Arden Key signs, entire Raiders 2018 draft class now under contract

The Raiders drafted nine players back in April. Now they’re all under contract.

Third-round edge rusher Arden Key was the last to ink his rookie deal, putting pen to paper on a four-year rookie deal Friday morning.

Key will make an estimated $3.57 million over the league of the deal with a $834k signing bonus, per athletic salary site spotrac.com.

The current collective bargaining agreement and its rookie wage scale makes signing draft picks far easier, with little wiggle room to negotiate deals.

The Raiders locked up their last rookie the day after the offseason program’s conclusion. NFL teams largely go quiet during this time, until training camps begin in late July.

The Raiders are excited about Key’s potential. The LSU product believes he’s a first-round talent who dropped due to off-field concerns and a drop in his 2017 production over the previous year.

Key has flashed great athleticism, quickness and bend. He could make an immediate impact as a third edge rusher behind Khalil Mack and Bruce Irvin.

“Arden Key,” Raiders head coach Jon Gruden said, “has got some special pass-rush ability.”

Reports: Raiders WR Martavis Bryant's standing with NFL in question

Reports: Raiders WR Martavis Bryant's standing with NFL in question

The Raiders gave up significant draft capital to acquire receiver Martavis Bryant. The trade cost a third-round pick, something the Silver and Black were willing to sacrifice for a game-breaking talent missing from their arsenal.

They might've traded for a player who will be unavailable. The Las Vegas Review Journal reported Thursday night that the Raiders are concerned the NFL will discipline Bryant. The report also states discipline is believed to stem from poor standing with the substance abuse policy.

That would be news to Bryant. As of late Friday morning, a source told NBC Sports Bay Area, the NFL had not notified Bryant about issues with his standing with the league.
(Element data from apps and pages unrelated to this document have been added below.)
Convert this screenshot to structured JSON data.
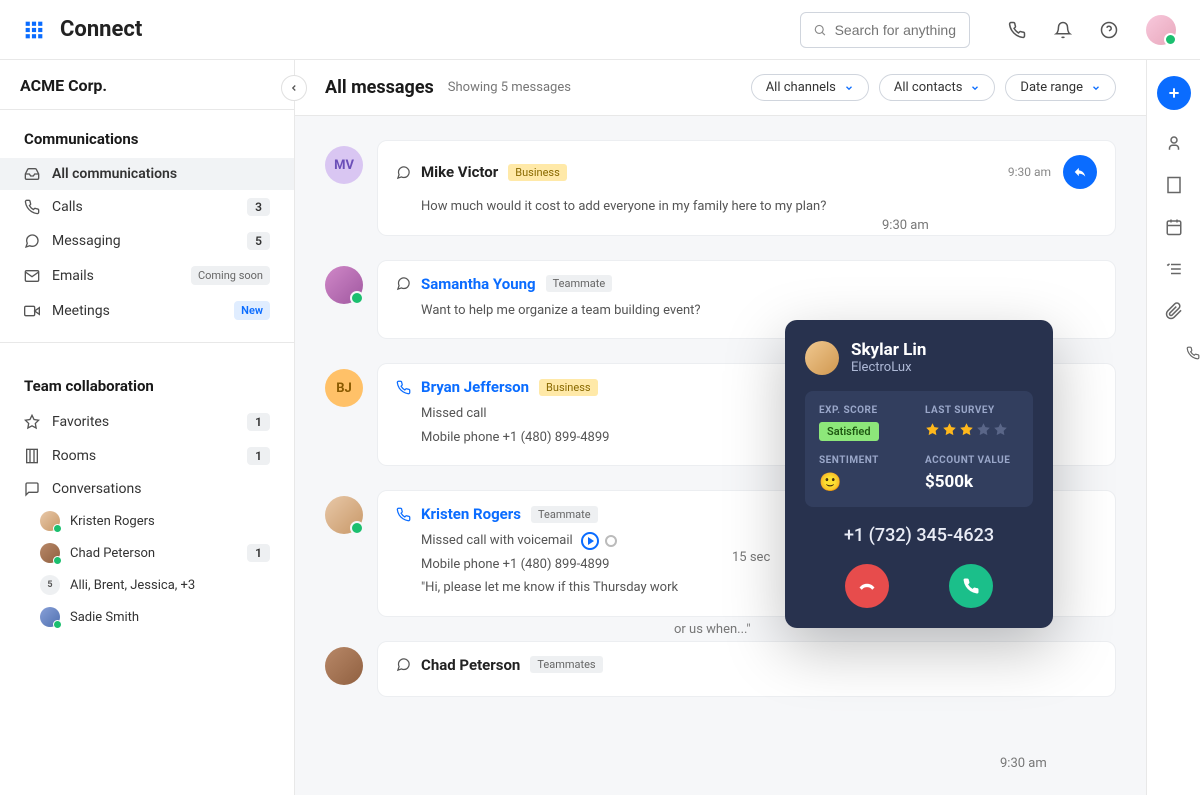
{
  "header": {
    "brand": "Connect",
    "search_placeholder": "Search for anything"
  },
  "sidebar": {
    "company": "ACME Corp.",
    "sections": {
      "communications": {
        "title": "Communications",
        "items": [
          {
            "id": "all-comms",
            "label": "All communications",
            "active": true
          },
          {
            "id": "calls",
            "label": "Calls",
            "count": "3"
          },
          {
            "id": "messaging",
            "label": "Messaging",
            "count": "5"
          },
          {
            "id": "emails",
            "label": "Emails",
            "badge": "Coming soon"
          },
          {
            "id": "meetings",
            "label": "Meetings",
            "badge": "New"
          }
        ]
      },
      "team": {
        "title": "Team collaboration",
        "items": [
          {
            "id": "favorites",
            "label": "Favorites",
            "count": "1"
          },
          {
            "id": "rooms",
            "label": "Rooms",
            "count": "1"
          },
          {
            "id": "conversations",
            "label": "Conversations"
          }
        ],
        "conversations": [
          {
            "label": "Kristen Rogers",
            "online": true
          },
          {
            "label": "Chad Peterson",
            "online": true,
            "count": "1"
          },
          {
            "label": "Alli, Brent, Jessica, +3",
            "group": true,
            "group_count": "5"
          },
          {
            "label": "Sadie Smith",
            "online": true
          }
        ]
      }
    }
  },
  "main": {
    "title": "All messages",
    "subtitle": "Showing 5 messages",
    "filters": [
      "All channels",
      "All contacts",
      "Date range"
    ]
  },
  "messages": [
    {
      "avatar_initials": "MV",
      "avatar_bg": "#d9c6f2",
      "type": "chat",
      "name": "Mike Victor",
      "name_link": false,
      "tag": "Business",
      "tag_class": "tag-business",
      "time": "9:30 am",
      "reply": true,
      "lines": [
        "How much would it cost to add everyone in my family here to my plan?"
      ]
    },
    {
      "avatar_bg": "linear-gradient(135deg,#d088c8,#a058a0)",
      "online": true,
      "type": "chat",
      "name": "Samantha Young",
      "name_link": true,
      "tag": "Teammate",
      "tag_class": "tag-teammate",
      "lines": [
        "Want to help me organize a team building event?"
      ]
    },
    {
      "avatar_initials": "BJ",
      "avatar_bg": "#ffc168",
      "type": "phone",
      "name": "Bryan Jefferson",
      "name_link": true,
      "tag": "Business",
      "tag_class": "tag-business",
      "lines": [
        "Missed call",
        "Mobile phone +1 (480) 899-4899"
      ]
    },
    {
      "avatar_bg": "linear-gradient(135deg,#e8c8a8,#c89868)",
      "online": true,
      "type": "phone",
      "name": "Kristen Rogers",
      "name_link": true,
      "tag": "Teammate",
      "tag_class": "tag-teammate",
      "voicemail": true,
      "lines": [
        "Missed call with voicemail",
        "Mobile phone +1 (480) 899-4899",
        "\"Hi, please let me know if this Thursday work"
      ]
    },
    {
      "avatar_bg": "linear-gradient(135deg,#b88868,#906040)",
      "type": "chat",
      "name": "Chad Peterson",
      "name_link": false,
      "tag": "Teammates",
      "tag_class": "tag-teammate",
      "lines": []
    }
  ],
  "call_popup": {
    "name": "Skylar Lin",
    "company": "ElectroLux",
    "exp_score_label": "EXP. SCORE",
    "exp_score_value": "Satisfied",
    "last_survey_label": "LAST SURVEY",
    "last_survey_stars": 3,
    "sentiment_label": "SENTIMENT",
    "sentiment_emoji": "🙂",
    "account_value_label": "ACCOUNT VALUE",
    "account_value": "$500k",
    "phone": "+1 (732) 345-4623"
  },
  "background_fragments": {
    "time1": "9:30 am",
    "dur": "15 sec",
    "quote": "or us when...\"",
    "time2": "9:30 am"
  }
}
An NFL spokesman declined comment when asked if the league was considering discipline for Bryant.

Bryant violated the NFL substance abuse policy multiple times while playing in Pittsburgh. The Clemson product has been suspended twice over failed drug tests, and missed the entire 2016 season as a repeat offender of the substance abuse policy.

He was conditionally reinstated prior to the 2017 campaign. The receiver must now follow stringent guidelines, including tests and meetings, to remain compliant with the substance abuse policy. In short, more than a failed drug test can get a player in some trouble.

The NFL Network reports the league has identified an issue with Bryant, but that it is not clear if it will result in a delay in his availability – he was held out for the start of training camp last year with Pittsburgh – if the issue can be simply remedied clerically or if it will result in a suspension. NFL Network also reports Bryant met with the league at its New York office in late April, and was in good standing at that time.

Bryant did not participate in Thursday’s Raiders minicamp practice, the last session of their offseason program.

Bryant has not spoken to the press since April 27, when he said the Raiders trade offered a “clean slate” he planned to maximize.

“I’ve had my difficulties in my past, but I’ve come a long way from that,” Bryant said. “It’s all about keeping the right resources around me and continuing to stay on the right path. I’m going to make sure I get that done.”

Bryant has one season left on his contract, originally signed with Pittsburgh. He has looked good in practices open to the press, flashing great speed and an ability to use his 6-foot, 5-inch frame well.